Object-oriented databases (OODBs) evolved to support object-oriented programming and to reap the benefits such as system maintainability, from applying object orientation to developing complex software systems. The first OODBs appeared in the late 1980s [1]. OODBs are based on the object model and use the same conceptual models as Object-Oriented Analysis, Object-Oriented Design and Object-Oriented Programming Languages. Using the same conceptual model simplifies development; improves communication among users, analysts, and programmers; and lessens the likelihood of errors [1].

In an OODB, information is represented in the form of objects as used in object-oriented programming. When database capabilities are combined with object programming language capabilities, the result is an object database management system (ODBMS) [2]. An ODBMS makes database objects appear as programming language objects in one or more object programming languages. An ODBMS extends the programming language with transparently persistent data, concurrency control, data recovery, associative queries, and other capabilities.

An ODBMS is a database management system that supports the modelling and creation of data as objects. This includes some kind of support for classes of objects and the inheritance of class properties and methods by subclasses and their objects.
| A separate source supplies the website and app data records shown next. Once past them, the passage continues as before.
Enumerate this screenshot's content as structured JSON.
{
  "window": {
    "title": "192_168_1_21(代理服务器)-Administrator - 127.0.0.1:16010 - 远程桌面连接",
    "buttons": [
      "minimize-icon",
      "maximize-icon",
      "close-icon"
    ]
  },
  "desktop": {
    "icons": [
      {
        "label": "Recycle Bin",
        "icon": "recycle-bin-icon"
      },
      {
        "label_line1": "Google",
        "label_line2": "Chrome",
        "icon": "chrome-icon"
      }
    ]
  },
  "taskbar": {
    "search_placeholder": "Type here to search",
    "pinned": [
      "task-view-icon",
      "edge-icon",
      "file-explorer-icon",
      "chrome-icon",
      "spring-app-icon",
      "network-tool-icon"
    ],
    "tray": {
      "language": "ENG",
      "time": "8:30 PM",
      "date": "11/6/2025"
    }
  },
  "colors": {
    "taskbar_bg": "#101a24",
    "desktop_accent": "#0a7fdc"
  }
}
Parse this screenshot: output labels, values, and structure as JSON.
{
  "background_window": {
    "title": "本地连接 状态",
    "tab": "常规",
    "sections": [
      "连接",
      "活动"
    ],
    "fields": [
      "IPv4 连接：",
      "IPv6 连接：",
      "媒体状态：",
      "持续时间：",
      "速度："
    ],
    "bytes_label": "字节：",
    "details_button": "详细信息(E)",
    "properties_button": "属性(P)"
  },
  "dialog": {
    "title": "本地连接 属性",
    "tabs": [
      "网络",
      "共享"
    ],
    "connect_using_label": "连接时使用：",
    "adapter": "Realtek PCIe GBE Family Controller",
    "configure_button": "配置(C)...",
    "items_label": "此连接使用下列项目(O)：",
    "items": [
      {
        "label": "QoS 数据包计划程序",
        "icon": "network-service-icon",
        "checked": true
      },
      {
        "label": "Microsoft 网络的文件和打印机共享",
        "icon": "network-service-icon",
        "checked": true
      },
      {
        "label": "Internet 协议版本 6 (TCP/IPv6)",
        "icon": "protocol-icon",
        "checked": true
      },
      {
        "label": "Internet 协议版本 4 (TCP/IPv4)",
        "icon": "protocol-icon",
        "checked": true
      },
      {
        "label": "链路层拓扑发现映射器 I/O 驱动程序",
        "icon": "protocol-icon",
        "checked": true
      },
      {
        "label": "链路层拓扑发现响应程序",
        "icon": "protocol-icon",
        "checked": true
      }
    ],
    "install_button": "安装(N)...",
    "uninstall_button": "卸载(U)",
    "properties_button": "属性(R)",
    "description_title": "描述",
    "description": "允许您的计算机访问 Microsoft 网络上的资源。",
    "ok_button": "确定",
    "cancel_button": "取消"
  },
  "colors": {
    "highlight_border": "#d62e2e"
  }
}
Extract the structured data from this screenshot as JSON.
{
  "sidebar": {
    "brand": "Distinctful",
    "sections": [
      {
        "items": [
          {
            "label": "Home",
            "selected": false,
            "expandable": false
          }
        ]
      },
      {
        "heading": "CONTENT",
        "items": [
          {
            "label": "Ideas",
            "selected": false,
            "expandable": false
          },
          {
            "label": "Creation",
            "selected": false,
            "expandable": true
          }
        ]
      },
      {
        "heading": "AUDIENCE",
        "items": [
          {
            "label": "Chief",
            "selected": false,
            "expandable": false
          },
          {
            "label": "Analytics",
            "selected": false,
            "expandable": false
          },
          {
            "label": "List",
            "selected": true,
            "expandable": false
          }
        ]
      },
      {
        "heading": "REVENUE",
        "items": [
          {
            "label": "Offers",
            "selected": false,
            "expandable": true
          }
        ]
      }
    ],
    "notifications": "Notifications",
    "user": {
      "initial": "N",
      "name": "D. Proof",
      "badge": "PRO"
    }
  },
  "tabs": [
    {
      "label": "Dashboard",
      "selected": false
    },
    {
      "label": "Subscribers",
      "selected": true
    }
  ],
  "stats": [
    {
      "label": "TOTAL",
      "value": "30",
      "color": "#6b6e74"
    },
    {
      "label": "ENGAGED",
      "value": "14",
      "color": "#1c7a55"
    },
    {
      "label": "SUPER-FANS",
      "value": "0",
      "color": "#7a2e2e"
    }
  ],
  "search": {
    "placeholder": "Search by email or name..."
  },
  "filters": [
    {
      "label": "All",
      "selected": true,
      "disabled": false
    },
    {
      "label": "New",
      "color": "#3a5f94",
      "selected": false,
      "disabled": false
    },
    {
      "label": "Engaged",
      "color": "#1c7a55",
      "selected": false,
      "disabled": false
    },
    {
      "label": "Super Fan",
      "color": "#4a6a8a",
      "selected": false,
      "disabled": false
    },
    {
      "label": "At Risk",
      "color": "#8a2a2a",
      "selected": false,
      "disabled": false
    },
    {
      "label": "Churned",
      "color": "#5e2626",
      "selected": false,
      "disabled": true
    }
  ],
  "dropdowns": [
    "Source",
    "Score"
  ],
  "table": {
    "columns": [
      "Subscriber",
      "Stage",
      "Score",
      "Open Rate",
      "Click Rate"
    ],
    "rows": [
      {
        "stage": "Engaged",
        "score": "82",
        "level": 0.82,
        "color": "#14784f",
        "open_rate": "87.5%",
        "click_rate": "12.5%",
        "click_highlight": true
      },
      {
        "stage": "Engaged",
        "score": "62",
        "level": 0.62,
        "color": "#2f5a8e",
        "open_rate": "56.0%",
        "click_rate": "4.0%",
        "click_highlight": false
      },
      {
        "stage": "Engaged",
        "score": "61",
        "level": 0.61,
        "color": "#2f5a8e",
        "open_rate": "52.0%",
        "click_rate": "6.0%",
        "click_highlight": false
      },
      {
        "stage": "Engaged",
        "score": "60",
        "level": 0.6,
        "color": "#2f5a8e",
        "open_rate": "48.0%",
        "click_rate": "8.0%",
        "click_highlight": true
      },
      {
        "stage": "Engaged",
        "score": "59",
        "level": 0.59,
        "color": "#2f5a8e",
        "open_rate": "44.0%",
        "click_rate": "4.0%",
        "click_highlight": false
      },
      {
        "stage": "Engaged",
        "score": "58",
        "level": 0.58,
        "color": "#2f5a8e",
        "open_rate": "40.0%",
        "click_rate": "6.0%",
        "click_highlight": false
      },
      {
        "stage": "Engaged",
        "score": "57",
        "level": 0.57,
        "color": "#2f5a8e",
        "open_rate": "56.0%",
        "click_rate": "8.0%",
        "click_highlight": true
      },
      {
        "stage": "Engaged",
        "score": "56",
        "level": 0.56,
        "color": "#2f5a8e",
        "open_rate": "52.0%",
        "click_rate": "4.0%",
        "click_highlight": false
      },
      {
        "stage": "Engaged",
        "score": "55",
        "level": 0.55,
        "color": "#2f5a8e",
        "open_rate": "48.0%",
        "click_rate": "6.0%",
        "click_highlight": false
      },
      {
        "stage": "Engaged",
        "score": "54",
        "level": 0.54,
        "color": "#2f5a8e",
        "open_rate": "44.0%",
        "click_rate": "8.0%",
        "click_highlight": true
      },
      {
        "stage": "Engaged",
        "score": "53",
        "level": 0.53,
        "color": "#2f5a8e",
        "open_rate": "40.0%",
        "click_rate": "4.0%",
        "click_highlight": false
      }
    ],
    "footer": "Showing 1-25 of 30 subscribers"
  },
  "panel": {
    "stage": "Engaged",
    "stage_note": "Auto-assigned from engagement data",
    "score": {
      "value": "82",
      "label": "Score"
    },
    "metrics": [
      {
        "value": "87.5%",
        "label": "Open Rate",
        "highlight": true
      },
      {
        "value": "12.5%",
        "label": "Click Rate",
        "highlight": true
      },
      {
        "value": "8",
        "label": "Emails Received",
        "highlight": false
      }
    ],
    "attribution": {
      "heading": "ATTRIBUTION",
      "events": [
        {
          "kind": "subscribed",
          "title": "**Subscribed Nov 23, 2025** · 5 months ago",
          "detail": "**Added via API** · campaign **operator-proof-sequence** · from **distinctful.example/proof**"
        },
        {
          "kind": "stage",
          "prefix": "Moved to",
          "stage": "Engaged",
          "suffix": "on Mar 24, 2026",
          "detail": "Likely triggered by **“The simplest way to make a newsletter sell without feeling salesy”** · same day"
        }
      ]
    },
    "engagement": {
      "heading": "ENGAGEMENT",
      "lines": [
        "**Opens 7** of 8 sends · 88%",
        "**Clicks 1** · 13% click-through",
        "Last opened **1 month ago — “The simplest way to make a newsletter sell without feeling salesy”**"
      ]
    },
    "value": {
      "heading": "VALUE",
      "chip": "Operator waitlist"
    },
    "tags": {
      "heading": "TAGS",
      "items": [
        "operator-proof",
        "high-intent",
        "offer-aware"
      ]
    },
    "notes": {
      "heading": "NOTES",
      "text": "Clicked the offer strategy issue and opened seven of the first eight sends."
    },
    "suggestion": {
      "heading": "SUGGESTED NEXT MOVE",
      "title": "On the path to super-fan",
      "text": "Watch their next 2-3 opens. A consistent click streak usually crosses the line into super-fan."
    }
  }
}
Studies [3] teach that object-oriented database system must satisfy two criteria: it should be a Database Management System (DBMS), and it should be an object-oriented system, i.e., to the extent possible, it should be consistent with the current object-oriented programming languages. The first criterion translates into five features:
- persistence,
- secondary storage management,
- concurrency,
- recovery and
- an ad hoc query facility. ...

Solution Summary

Object-Oriented databases are described.